(Excerpts from an interface dataset)
________________________

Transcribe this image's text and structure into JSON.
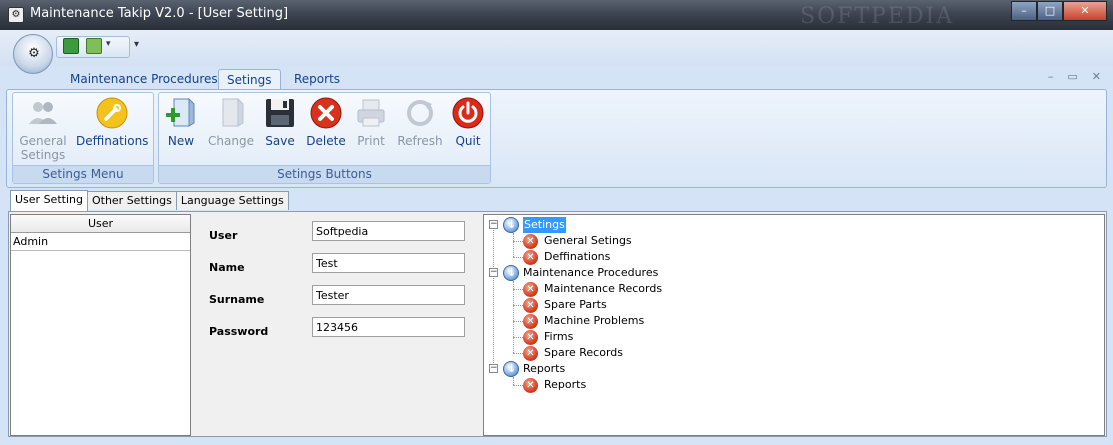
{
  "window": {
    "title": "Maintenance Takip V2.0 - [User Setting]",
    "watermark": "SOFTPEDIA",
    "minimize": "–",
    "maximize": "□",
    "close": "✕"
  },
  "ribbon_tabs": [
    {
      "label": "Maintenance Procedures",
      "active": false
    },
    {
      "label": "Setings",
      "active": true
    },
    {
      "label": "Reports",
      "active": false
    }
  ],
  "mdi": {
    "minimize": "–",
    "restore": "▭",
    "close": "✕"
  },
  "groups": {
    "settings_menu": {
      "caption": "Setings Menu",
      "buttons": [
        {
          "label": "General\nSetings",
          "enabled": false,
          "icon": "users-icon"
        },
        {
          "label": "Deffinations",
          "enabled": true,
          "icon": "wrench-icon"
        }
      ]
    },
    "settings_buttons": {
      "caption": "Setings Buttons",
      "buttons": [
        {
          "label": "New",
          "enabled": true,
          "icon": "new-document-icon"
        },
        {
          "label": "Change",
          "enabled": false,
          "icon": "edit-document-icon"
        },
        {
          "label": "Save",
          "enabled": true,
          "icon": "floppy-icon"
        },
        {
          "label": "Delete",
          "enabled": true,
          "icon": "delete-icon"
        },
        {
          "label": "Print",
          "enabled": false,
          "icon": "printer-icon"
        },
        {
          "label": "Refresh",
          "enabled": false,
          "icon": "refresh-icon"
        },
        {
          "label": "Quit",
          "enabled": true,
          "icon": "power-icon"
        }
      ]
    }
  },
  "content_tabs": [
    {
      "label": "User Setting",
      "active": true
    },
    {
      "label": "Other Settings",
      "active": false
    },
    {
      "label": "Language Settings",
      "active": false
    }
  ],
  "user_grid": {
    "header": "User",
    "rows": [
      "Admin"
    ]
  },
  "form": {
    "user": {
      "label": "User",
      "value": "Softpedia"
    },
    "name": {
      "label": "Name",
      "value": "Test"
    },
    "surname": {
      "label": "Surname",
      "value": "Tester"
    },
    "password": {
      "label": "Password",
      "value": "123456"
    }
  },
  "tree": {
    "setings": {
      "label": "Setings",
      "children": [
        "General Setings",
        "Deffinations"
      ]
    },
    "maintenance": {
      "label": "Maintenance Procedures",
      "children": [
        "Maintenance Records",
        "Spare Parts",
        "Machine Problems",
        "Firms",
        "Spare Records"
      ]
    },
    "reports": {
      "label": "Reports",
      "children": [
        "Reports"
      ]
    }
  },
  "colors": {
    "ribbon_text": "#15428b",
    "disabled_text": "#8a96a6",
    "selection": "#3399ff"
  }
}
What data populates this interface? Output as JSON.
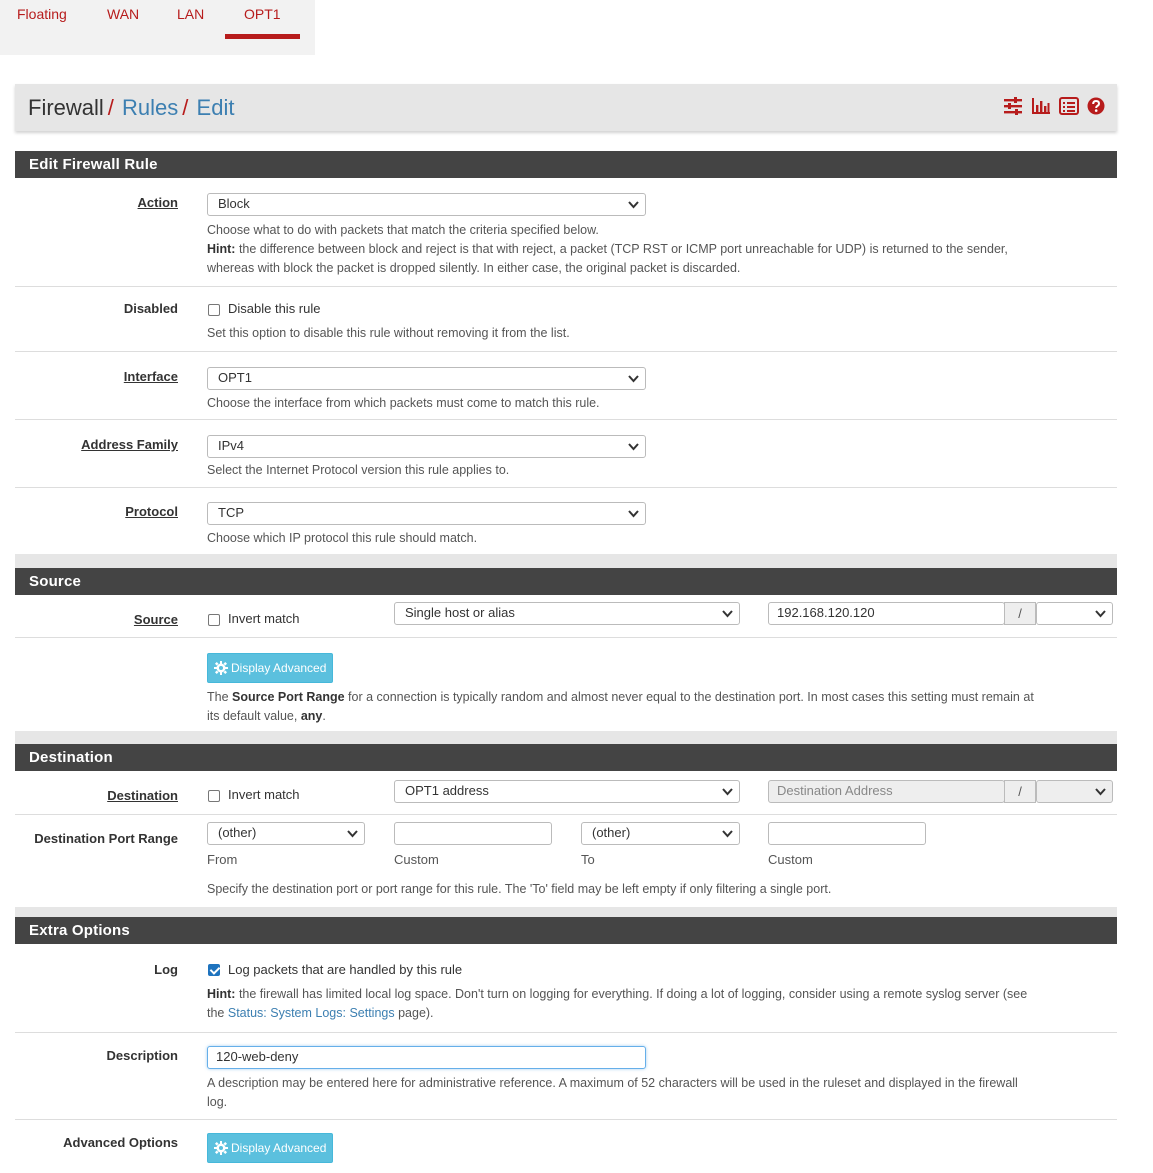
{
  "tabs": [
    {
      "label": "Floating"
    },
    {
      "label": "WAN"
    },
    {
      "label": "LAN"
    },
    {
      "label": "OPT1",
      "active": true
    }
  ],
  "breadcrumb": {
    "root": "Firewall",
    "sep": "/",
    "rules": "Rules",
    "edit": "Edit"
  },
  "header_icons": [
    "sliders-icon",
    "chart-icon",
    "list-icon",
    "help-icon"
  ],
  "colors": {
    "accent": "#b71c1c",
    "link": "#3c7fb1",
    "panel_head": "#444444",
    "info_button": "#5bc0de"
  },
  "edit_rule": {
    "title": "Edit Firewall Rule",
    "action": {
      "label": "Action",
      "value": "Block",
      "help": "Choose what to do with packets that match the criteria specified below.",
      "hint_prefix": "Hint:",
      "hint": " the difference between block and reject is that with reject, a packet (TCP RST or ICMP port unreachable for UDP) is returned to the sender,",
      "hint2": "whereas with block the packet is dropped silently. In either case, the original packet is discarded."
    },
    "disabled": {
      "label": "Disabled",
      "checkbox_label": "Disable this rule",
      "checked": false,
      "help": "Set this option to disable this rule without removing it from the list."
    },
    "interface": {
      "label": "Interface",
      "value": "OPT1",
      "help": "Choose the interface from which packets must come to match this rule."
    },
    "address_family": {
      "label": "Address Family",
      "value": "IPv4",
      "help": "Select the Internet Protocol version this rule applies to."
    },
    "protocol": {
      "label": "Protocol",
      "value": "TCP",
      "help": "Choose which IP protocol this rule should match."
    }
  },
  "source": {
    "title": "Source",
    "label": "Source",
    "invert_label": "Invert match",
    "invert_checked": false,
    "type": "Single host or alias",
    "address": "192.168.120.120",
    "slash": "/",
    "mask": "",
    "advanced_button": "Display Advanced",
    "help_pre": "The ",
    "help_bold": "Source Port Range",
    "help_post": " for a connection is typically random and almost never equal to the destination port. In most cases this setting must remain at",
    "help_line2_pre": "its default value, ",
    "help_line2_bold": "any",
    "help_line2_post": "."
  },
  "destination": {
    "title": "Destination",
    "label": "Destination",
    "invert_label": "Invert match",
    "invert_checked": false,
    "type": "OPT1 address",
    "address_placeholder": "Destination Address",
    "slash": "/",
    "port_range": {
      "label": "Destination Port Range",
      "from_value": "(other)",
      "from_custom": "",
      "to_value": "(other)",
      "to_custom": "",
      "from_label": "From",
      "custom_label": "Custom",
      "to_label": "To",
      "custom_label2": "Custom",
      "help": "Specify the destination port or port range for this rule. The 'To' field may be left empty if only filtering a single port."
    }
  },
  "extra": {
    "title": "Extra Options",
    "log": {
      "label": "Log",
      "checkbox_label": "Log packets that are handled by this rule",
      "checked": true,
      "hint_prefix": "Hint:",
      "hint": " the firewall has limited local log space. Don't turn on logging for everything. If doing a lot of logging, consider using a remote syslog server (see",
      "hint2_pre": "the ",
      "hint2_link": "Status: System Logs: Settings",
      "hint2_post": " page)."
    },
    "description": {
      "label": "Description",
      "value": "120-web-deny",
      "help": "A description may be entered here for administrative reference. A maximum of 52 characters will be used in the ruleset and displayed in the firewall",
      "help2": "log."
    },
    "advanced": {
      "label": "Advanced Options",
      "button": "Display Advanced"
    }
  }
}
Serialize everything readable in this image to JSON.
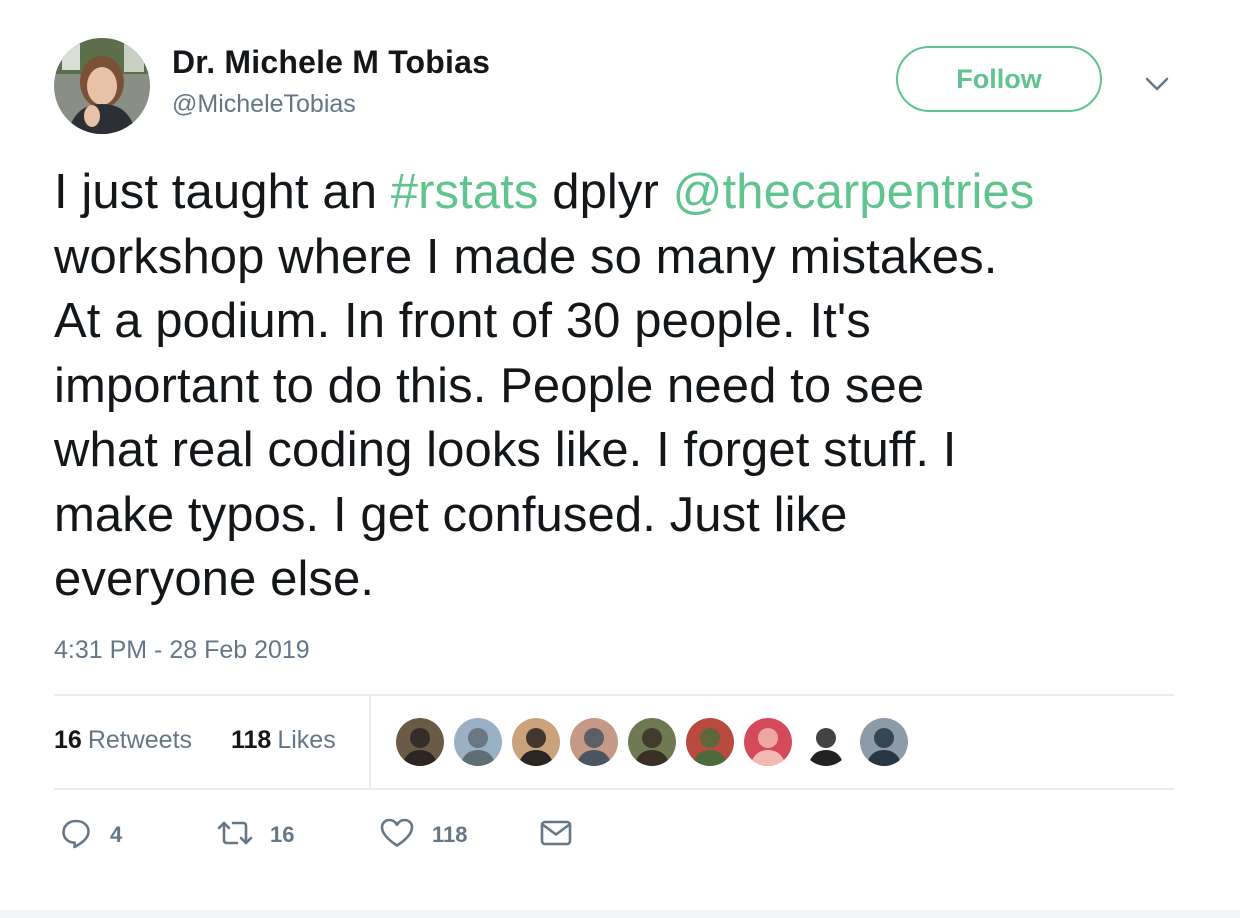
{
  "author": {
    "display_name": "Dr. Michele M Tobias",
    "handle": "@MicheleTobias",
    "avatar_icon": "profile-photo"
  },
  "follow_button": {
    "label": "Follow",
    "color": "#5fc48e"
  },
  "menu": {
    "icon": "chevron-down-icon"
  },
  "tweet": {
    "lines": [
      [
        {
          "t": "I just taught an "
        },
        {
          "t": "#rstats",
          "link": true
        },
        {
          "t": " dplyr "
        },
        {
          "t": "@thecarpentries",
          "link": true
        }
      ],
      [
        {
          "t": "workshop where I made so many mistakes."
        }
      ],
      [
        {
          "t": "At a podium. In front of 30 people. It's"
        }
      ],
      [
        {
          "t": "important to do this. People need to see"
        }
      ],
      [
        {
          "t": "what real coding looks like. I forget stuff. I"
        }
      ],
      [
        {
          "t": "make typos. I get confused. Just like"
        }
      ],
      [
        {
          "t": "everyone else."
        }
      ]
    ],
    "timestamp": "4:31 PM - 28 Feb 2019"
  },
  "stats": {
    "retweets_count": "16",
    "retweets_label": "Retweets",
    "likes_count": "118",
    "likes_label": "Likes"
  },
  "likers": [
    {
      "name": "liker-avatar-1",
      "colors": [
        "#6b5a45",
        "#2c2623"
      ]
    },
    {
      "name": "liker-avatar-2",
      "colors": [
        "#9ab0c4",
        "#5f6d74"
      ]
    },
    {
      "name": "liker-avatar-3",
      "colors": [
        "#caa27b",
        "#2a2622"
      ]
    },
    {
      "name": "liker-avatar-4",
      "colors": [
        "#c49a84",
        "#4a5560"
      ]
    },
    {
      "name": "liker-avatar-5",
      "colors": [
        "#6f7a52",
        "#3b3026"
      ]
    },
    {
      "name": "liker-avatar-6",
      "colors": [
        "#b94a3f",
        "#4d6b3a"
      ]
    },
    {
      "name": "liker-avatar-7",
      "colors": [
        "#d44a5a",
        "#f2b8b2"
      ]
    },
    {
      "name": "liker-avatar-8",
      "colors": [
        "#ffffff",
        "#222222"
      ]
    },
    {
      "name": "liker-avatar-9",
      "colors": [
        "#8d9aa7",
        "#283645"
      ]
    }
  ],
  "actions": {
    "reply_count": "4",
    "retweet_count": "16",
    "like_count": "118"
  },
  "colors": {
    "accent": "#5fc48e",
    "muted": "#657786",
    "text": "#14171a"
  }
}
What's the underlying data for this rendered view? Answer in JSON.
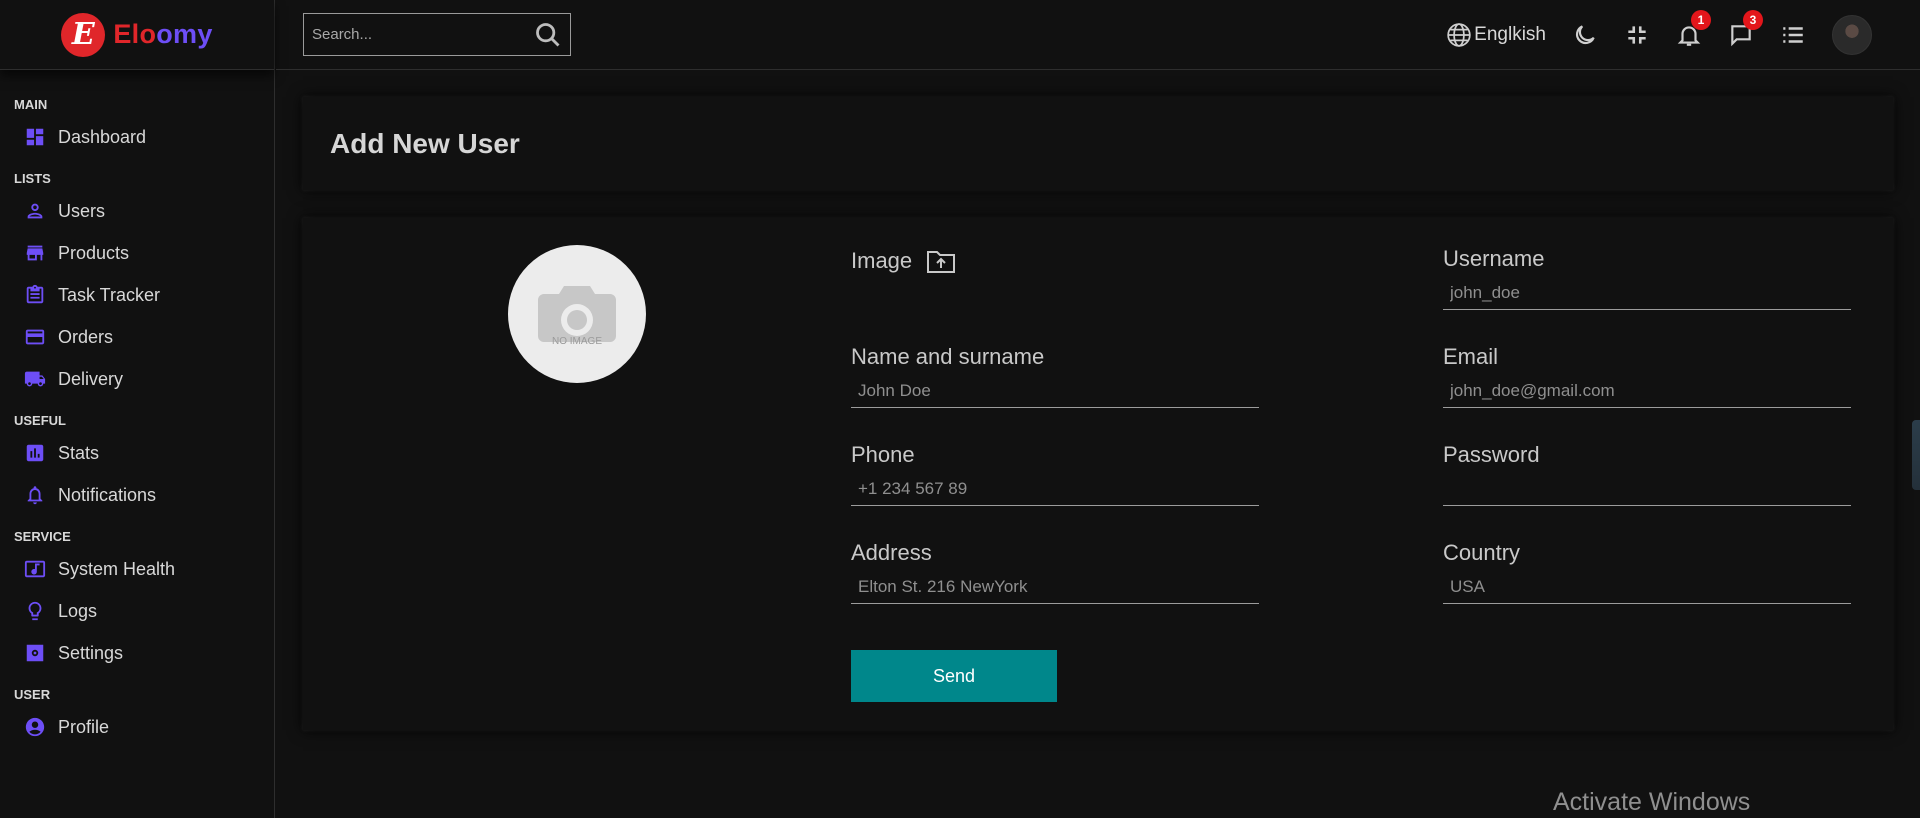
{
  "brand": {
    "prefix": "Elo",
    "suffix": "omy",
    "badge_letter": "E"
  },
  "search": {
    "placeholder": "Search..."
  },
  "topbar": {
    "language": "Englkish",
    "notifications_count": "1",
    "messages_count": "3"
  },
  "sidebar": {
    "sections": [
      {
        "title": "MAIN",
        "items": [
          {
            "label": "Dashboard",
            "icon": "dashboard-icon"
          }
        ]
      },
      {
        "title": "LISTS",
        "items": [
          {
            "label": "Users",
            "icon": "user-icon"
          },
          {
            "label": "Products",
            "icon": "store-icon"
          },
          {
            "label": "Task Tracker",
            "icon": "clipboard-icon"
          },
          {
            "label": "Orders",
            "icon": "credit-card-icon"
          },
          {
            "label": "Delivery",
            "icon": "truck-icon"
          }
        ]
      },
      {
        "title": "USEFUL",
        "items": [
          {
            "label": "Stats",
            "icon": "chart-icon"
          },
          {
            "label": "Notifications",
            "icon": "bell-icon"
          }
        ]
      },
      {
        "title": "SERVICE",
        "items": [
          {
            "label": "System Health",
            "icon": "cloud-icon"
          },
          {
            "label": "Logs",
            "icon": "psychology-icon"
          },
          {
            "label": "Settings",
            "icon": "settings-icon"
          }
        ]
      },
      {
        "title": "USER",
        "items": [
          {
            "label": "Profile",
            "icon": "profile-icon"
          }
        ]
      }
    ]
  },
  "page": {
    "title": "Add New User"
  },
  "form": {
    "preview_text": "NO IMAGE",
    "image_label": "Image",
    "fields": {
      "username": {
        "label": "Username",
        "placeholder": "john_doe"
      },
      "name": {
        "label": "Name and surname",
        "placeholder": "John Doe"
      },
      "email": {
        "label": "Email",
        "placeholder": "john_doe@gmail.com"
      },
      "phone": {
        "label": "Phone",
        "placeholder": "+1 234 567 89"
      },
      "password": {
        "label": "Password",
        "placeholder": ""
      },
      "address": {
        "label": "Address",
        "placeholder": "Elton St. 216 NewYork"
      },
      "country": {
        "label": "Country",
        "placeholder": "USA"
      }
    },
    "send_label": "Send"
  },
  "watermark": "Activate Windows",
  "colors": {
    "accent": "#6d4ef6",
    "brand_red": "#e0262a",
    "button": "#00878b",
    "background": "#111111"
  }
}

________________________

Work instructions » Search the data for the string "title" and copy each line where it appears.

Response below »
    "title": "Maintenance Takip V2.0 - [User Setting]",
    "title": "Edit Firewall Rule",
    "title": "Source",
    "title": "Destination",
    "title": "Extra Options",
        "title": "MAIN",
        "title": "LISTS",
        "title": "USEFUL",
        "title": "SERVICE",
        "title": "USER",
    "title": "Add New User"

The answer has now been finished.